How do I retrieve the date from the Internet and set my computer's clock, from the command line?
A small command I found to update your time in case you don't want to install anything just to update the date. :)
sudo date -s "$(wget --method=HEAD -qSO- --max-redirect=0 google.com 2>&1 | sed -n 's/^ *Date: *//p')"
You can check whether
date correctly understands the string before actually setting the time by running
$ date -d "$(wget --method=HEAD -qSO- --max-redirect=0 google.com 2>&1 | sed -n 's/^ *Date: *//p')" Mon Jan 10 11:40:46 AM CET 2022
wget command may be replaced by
curl -Is --max-redirs 0 google.com.
--method=HEAD is used because it seems that
GET responses may be cached (with an old
Date header) while
HEAD responses are fresh.
Firstly, if you want to change your timezone you can use:
sudo dpkg-reconfigure tzdata
To update the time and date from the internet on a Linux distribution that uses a modern version of systemd, you can use:
timedatectl set-ntp true
Alternatively, you can install the reference NTP implementation as described below.
Reference NTP implementation
ntpd is not installed use one of the following command to install
- For RPM based:
yum install ntp
- For Debian based:
sudo apt-get install ntp
You should at least set following parameter in
/etc/ntp.conf config file:
server <Time Server Name or IP Address>
For example, open
/etc/ntp.conf file using vi text editor:
# vi /etc/ntp.conf
Locate server parameter and set it as follows:
Save the file and restart the
# /etc/init.d/ntpd start
You can synchronize the system clock to an NTP server immediately with following command:
# ntpdate pool.ntp.org
Manually setting the date
For setting the time and date manually use the following syntax:
For example, to set the date to
2 Oct 2006 18:00:00, type the following command as root user:
# date -s "2 OCT 2006 18:00:00"
# date --set="2 OCT 2006 18:00:00"
You can also simplify format using following syntax:
# date +%Y%m%d -s "20081128"
To set time use the following syntax:
# date +%T -s "10:13:13"
10: Hour (hh)
13: Minute (mm)
13: Second (ss)
You can use
%p for the locale's equivalent of AM/PM:
# date +%T%p -s "6:10:30AM" # date +%T%p -s "12:10:30PM"
I use this:
sudo ntpd -qg; sudo hwclock -w
first tell ntpd to just set the time and stop after that with -q. Also, in case a your clock has a big error we need to tell ntpd to also adjust in that case with -g. Finally write the clock to hardware to preserve the changes when rebooting with hwclock -w (-w for setting hardwareclock to current system time, there is a difference).
Some distributions are shipping rdate for that purpose.
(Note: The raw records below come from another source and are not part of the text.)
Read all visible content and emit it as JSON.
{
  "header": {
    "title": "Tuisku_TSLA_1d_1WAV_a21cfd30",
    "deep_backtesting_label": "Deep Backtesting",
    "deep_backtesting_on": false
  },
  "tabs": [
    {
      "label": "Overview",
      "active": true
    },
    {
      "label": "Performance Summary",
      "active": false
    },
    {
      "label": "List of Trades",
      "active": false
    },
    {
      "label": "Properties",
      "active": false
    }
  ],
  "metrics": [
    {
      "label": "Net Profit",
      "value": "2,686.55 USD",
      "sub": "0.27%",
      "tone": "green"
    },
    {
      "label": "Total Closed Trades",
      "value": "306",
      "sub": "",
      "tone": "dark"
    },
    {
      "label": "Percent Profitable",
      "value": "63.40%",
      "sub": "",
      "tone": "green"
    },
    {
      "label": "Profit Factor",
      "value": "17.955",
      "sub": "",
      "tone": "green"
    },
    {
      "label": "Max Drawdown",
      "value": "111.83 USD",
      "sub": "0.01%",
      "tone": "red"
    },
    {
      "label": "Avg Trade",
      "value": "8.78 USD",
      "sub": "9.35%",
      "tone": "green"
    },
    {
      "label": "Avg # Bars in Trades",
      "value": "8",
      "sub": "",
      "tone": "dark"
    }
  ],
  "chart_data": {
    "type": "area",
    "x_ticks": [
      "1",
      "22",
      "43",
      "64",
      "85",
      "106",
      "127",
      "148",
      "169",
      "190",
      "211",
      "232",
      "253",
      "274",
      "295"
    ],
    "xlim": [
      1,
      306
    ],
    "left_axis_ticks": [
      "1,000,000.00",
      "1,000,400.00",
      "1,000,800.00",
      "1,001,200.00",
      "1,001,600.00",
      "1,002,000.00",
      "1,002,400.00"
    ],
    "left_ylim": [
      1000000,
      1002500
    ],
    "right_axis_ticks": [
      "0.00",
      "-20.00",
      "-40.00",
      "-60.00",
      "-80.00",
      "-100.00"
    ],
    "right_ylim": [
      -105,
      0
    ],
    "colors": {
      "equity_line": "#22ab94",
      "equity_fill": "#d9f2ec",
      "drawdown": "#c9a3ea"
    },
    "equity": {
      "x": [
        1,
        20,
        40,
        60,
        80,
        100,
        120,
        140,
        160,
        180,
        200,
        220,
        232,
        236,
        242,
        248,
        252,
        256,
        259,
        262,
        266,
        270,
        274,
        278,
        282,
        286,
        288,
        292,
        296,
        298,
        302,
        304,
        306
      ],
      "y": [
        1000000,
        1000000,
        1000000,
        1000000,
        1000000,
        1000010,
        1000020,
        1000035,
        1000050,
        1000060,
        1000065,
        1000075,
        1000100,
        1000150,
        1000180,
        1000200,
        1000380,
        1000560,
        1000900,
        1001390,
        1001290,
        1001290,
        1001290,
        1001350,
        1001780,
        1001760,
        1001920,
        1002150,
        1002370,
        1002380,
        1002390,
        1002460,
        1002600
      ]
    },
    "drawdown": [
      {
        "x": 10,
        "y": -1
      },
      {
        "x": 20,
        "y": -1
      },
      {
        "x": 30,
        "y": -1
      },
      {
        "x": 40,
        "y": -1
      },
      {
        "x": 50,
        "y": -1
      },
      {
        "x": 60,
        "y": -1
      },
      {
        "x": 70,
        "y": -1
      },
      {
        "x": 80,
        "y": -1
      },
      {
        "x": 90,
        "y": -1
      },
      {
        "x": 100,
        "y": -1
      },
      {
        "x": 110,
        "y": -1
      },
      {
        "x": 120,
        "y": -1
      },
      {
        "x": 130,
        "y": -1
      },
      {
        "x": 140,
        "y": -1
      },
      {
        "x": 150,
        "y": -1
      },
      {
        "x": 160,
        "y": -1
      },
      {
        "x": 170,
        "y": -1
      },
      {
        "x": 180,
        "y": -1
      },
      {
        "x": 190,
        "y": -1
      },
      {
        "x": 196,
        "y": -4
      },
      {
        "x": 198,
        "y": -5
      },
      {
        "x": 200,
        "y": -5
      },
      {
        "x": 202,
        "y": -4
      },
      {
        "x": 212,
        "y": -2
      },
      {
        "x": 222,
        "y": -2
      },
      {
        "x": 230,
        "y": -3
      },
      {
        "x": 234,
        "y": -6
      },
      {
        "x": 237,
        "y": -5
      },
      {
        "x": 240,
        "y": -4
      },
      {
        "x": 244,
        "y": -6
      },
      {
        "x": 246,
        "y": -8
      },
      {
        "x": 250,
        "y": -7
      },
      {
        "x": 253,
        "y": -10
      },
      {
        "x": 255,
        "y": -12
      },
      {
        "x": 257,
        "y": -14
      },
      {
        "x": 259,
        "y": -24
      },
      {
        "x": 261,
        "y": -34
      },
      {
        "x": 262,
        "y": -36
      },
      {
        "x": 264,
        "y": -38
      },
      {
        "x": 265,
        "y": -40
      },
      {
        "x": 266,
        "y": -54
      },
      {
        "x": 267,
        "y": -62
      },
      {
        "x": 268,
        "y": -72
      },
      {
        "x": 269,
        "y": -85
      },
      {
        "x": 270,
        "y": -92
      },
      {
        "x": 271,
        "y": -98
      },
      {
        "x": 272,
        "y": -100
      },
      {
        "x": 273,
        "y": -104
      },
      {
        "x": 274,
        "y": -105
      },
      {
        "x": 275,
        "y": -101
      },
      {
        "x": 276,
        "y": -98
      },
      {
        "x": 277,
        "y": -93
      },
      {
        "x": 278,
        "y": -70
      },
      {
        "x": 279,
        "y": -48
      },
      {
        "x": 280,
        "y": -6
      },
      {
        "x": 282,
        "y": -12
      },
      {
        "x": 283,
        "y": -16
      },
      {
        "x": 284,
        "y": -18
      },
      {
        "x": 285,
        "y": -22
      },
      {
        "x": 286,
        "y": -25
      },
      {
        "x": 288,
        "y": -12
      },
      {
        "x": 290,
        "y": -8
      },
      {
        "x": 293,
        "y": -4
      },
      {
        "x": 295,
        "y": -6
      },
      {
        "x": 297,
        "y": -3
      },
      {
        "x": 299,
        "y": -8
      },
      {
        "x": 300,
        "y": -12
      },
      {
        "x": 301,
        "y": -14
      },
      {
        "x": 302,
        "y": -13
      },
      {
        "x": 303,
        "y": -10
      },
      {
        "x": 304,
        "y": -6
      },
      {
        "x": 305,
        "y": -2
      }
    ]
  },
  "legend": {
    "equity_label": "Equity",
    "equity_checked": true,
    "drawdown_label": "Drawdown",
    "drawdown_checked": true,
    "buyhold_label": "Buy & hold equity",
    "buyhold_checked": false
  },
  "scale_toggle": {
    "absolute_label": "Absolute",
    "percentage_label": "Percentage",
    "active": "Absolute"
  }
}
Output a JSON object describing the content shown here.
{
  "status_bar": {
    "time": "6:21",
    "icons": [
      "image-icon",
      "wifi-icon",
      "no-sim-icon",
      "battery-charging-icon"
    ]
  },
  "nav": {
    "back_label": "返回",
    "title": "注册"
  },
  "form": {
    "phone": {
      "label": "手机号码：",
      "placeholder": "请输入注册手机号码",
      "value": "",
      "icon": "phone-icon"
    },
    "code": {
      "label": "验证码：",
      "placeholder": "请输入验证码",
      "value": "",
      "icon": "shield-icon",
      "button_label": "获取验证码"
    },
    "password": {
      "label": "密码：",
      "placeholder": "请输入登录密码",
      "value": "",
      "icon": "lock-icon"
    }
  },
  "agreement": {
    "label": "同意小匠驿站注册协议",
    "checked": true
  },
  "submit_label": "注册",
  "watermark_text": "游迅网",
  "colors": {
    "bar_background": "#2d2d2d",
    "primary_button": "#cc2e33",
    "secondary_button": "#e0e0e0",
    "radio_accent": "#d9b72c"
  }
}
Basic usage:
# just query bash-4.2$ rdate time.nist.gov rdate: [time.nist.gov] Wed Jun 12 11:05:40 2013 # set system time bash-4.2$ rdate -s time.nist.gov
After some research, I ended up with this. I also applied it to my own server:
sudo apt-get install ntp sudo dpkg-reconfigure ntp ntpq -p
If the last command shows a valid list of servers, you are good to go. The command will run a quite complex set of algorithms which will iterate your clock drift, among other things, and compensate for them. You will end up with a pretty accurate clock even if you lose the connection to the NTP servers. However, the command does require a few minutes to get started.
I also was looking for a non ntp/ntpd way of resetting clock periodically. I liked the google.com header parsing but found it did not work on ubuntu. I think this will also work on a Raspberry Pi.
sudo date +"%d %b %Y %T %Z" -s "$(wget -qSO- --max-redirect=0 http://google.com 2>&1 | grep '^ Date:' | cut -d' ' -f 5-)"
Also an alternative using curl instead of wget.
sudo date +"%d %b %Y %T %Z" -s "$(curl -s --head http://google.com | grep '^Date:' | cut -d' ' -f 3-)"
Tested on PI with Cellular Network and results are similar:
Using host & wget -- RCV: 1324 bytes SND: 581 bytes Using host & curl -- RCV: 1318 bytes SND: 567 bytes
Note I use host to resolve google.com to an IP address so I can open only that IP for duration of this command with iptables.
Using rdate tool as suggested in manatwork's answer, but with SNTP protocol
-n and IPv4
-4 options on:
# just print synced time, not set rdate -n -4 -p time-a.nist.gov # print and set synced time sudo rdate -n -4 time-a.nist.gov
The tool may be installed on Debian this way:
sudo apt-get install rdate